PVeg is rare and makes up an estimated 2%-5% of the total cases of pemphigus. Although this disease can affect people of all age groups, it occurs primarily during middle age with a median onset of 40-60 years. It affects males and females equally.
PVeg has been divided into two subtypes depending on clinical presentation and disease course:
- The Neumann type is characterized by flaccid bullae and erosions in intertriginous areas that develop overlying vegetations. This subtype is more common, with a clinical course that parallels PV.
- The Hallopeau type has a more benign course and is characterized by erupting crops of pustules that evolve into crusted plaques. It may remit spontaneously.
L10.1 – Pemphigus vegetans
81285006 – Pemphigus vegetans
- Generalized PV – Similar in presentation to Neumann type but not limited to intertriginous areas and without vegetating plaques.
- Paraneoplastic pemphigus – Associated with malignancy, most commonly non-Hodgkin lymphoma; mucous membranes are the site of most severe involvement.
- IgA pemphigus – Mucous membranes are spared; immunoglobulin A (IgA) autoantibodies versus IgG in PVeg.
- Drug-induced pemphigus – Most commonly captopril and D-penicillamine implicated; a precise drug history is critical, as these can be difficult to distinguish, especially if only oral lesions are present. Pemphigus foliaceus is more common than PV in cases of drug-induced pemphigus.
- Pemphigus foliaceus (PF) – Mucous membranes are spared; scales and crusts over erythematous skin in seborrheic areas.
- Pemphigus erythematosus (also known as Senear-Usher syndrome) is a localized variety of PF largely confined to the malar region and seborrheic sites.
- Fogo selvagem is an endemic form of PF found in rural Brazil.

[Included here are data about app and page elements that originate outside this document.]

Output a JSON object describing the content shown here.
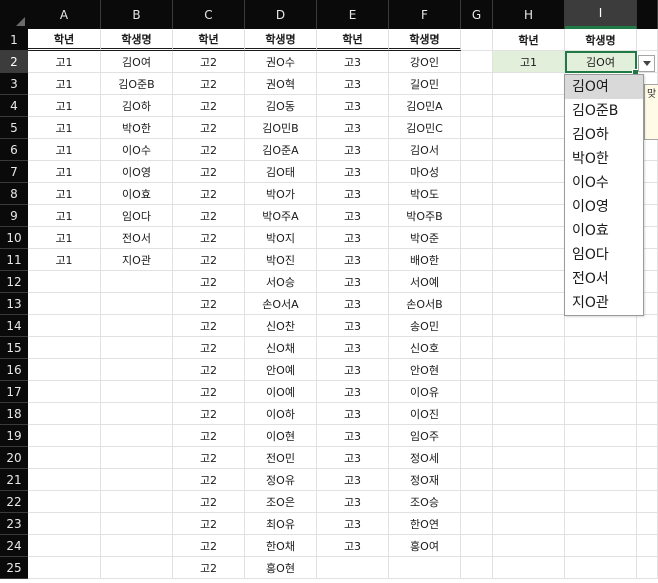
{
  "columns": [
    "A",
    "B",
    "C",
    "D",
    "E",
    "F",
    "G",
    "H",
    "I"
  ],
  "row_numbers": [
    "1",
    "2",
    "3",
    "4",
    "5",
    "6",
    "7",
    "8",
    "9",
    "10",
    "11",
    "12",
    "13",
    "14",
    "15",
    "16",
    "17",
    "18",
    "19",
    "20",
    "21",
    "22",
    "23",
    "24",
    "25"
  ],
  "headers": {
    "A": "학년",
    "B": "학생명",
    "C": "학년",
    "D": "학생명",
    "E": "학년",
    "F": "학생명",
    "H": "학년",
    "I": "학생명"
  },
  "grade1": {
    "grade": [
      "고1",
      "고1",
      "고1",
      "고1",
      "고1",
      "고1",
      "고1",
      "고1",
      "고1",
      "고1"
    ],
    "names": [
      "김O여",
      "김O준B",
      "김O하",
      "박O한",
      "이O수",
      "이O영",
      "이O효",
      "임O다",
      "전O서",
      "지O관"
    ]
  },
  "grade2": {
    "grade": [
      "고2",
      "고2",
      "고2",
      "고2",
      "고2",
      "고2",
      "고2",
      "고2",
      "고2",
      "고2",
      "고2",
      "고2",
      "고2",
      "고2",
      "고2",
      "고2",
      "고2",
      "고2",
      "고2",
      "고2",
      "고2",
      "고2",
      "고2",
      "고2"
    ],
    "names": [
      "권O수",
      "권O혁",
      "김O동",
      "김O민B",
      "김O준A",
      "김O태",
      "박O가",
      "박O주A",
      "박O지",
      "박O진",
      "서O승",
      "손O서A",
      "신O찬",
      "신O채",
      "안O예",
      "이O예",
      "이O하",
      "이O현",
      "전O민",
      "정O유",
      "조O은",
      "최O유",
      "한O채",
      "홍O현"
    ]
  },
  "grade3": {
    "grade": [
      "고3",
      "고3",
      "고3",
      "고3",
      "고3",
      "고3",
      "고3",
      "고3",
      "고3",
      "고3",
      "고3",
      "고3",
      "고3",
      "고3",
      "고3",
      "고3",
      "고3",
      "고3",
      "고3",
      "고3",
      "고3",
      "고3",
      "고3"
    ],
    "names": [
      "강O인",
      "길O민",
      "김O민A",
      "김O민C",
      "김O서",
      "마O성",
      "박O도",
      "박O주B",
      "박O준",
      "배O한",
      "서O예",
      "손O서B",
      "송O민",
      "신O호",
      "안O현",
      "이O유",
      "이O진",
      "임O주",
      "정O세",
      "정O재",
      "조O승",
      "한O연",
      "홍O여"
    ]
  },
  "lookup": {
    "grade": "고1",
    "name": "김O여"
  },
  "dropdown": {
    "items": [
      "김O여",
      "김O준B",
      "김O하",
      "박O한",
      "이O수",
      "이O영",
      "이O효",
      "임O다",
      "전O서",
      "지O관"
    ],
    "highlighted": "김O여"
  },
  "tooltip_text": "맞 주",
  "colors": {
    "header_bg": "#0a0a0a",
    "selection": "#1f7a45",
    "lookup_fill": "#e2efda"
  }
}
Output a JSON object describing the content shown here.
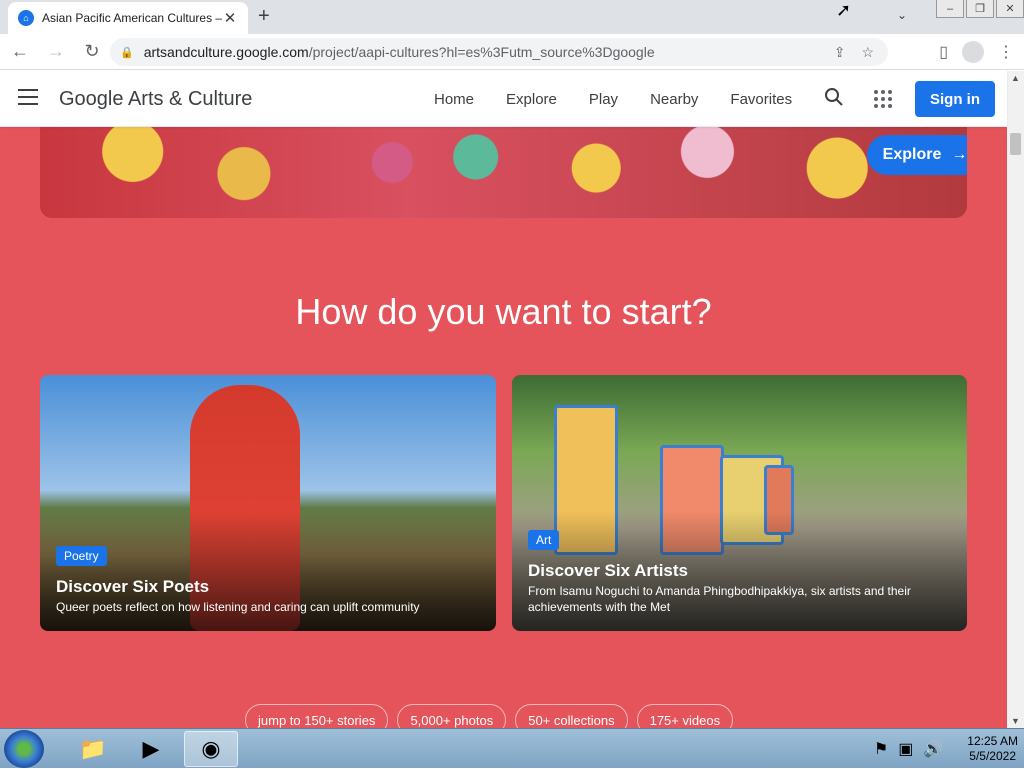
{
  "browser": {
    "tab_title": "Asian Pacific American Cultures –",
    "url_host": "artsandculture.google.com",
    "url_path": "/project/aapi-cultures?hl=es%3Futm_source%3Dgoogle"
  },
  "site": {
    "logo": "Google Arts & Culture",
    "nav": [
      "Home",
      "Explore",
      "Play",
      "Nearby",
      "Favorites"
    ],
    "signin_label": "Sign in"
  },
  "banner": {
    "explore_label": "Explore"
  },
  "section": {
    "heading": "How do you want to start?"
  },
  "cards": [
    {
      "tag": "Poetry",
      "title": "Discover Six Poets",
      "desc": "Queer poets reflect on how listening and caring can uplift community"
    },
    {
      "tag": "Art",
      "title": "Discover Six Artists",
      "desc": "From Isamu Noguchi to Amanda Phingbodhipakkiya, six artists and their achievements with the Met"
    }
  ],
  "pills": [
    "jump to 150+ stories",
    "5,000+ photos",
    "50+ collections",
    "175+ videos"
  ],
  "taskbar": {
    "time": "12:25 AM",
    "date": "5/5/2022"
  },
  "colors": {
    "page_bg": "#e4545a",
    "accent": "#1a73e8"
  }
}
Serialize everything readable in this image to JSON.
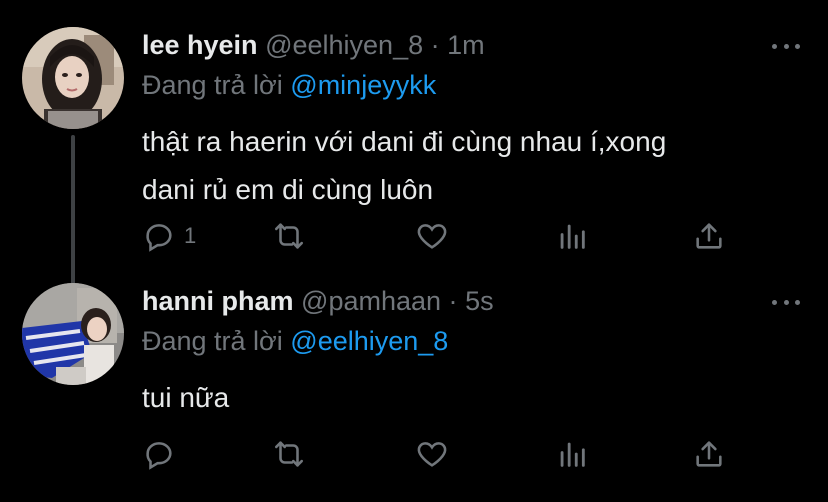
{
  "tweets": [
    {
      "name": "lee hyein",
      "handle": "@eelhiyen_8",
      "separator": "·",
      "time": "1m",
      "reply_prefix": "Đang trả lời",
      "reply_to": "@minjeyykk",
      "text_line1": "thật ra haerin với dani đi cùng nhau í,xong",
      "text_line2": "dani rủ em di cùng luôn",
      "reply_count": "1"
    },
    {
      "name": "hanni pham",
      "handle": "@pamhaan",
      "separator": "·",
      "time": "5s",
      "reply_prefix": "Đang trả lời",
      "reply_to": "@eelhiyen_8",
      "text_line1": "tui nữa",
      "reply_count": ""
    }
  ],
  "icons": {
    "reply": "reply-icon",
    "retweet": "retweet-icon",
    "like": "heart-icon",
    "stats": "stats-icon",
    "share": "share-icon",
    "more": "more-icon"
  },
  "colors": {
    "background": "#000000",
    "text": "#e7e9ea",
    "secondary": "#71767b",
    "mention": "#1d9bf0"
  }
}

- Pemphigoid – IgG that targets hemidesmosomes; results in subepidermal blisters. In PVeg, the blisters are intraepidermal. Oral involvement occurs in only 10%-35% of cases of pemphigoid. Nikolsky sign is negative in pemphigoid.
- Bullous impetigo – Flaccid bullae; acantholysis on histology, but direct immunofluorescence (DIF) is negative. Blisters often become pustular.
- Pemphigoid vegetans – A rare variant of pemphigoid with vegetative plaques also found in intertriginous areas; has the immunopathological features of pemphigoid.
- Pyostomatitis vegetans – Intraoral blistering most often associated with ulcerative colitis, but may also be associated with other inflammatory bowel diseases; clinically similar to PVeg and only distinguishable by characteristically negative immunofluorescence findings for autoantibodies.
- Linear IgA dermatosis – Annular configuration of bullae; subepidermal blisters with DIF showing IgA at dermal-epidermal junction.
- Dermatitis herpetiformis – Positive for antiendomysial and anti-transglutaminase antibodies; classically, crops of vesicles and urticarial plaques develop on extensor surfaces and gluteal-sacral and scapular regions; DIF shows IgA in the dermal papillae. Extremely itchy.
- Hailey-Hailey disease (benign familial pemphigus) – May have similar clinical features and demonstrate acantholysis on histology but will lack the immunofluorescence findings of PVeg.
- Darier disease (keratosis follicularis) – Often in a seborrheic distribution with acantholysis on histology. As an autosomal dominant disease, often presents earlier with a family history and other clinical findings.
- Transient acantholytic dermatosis (Grover disease) – May have similar clinical findings, but will never have oral involvement and will lack findings on DIF.
- Inverse psoriasis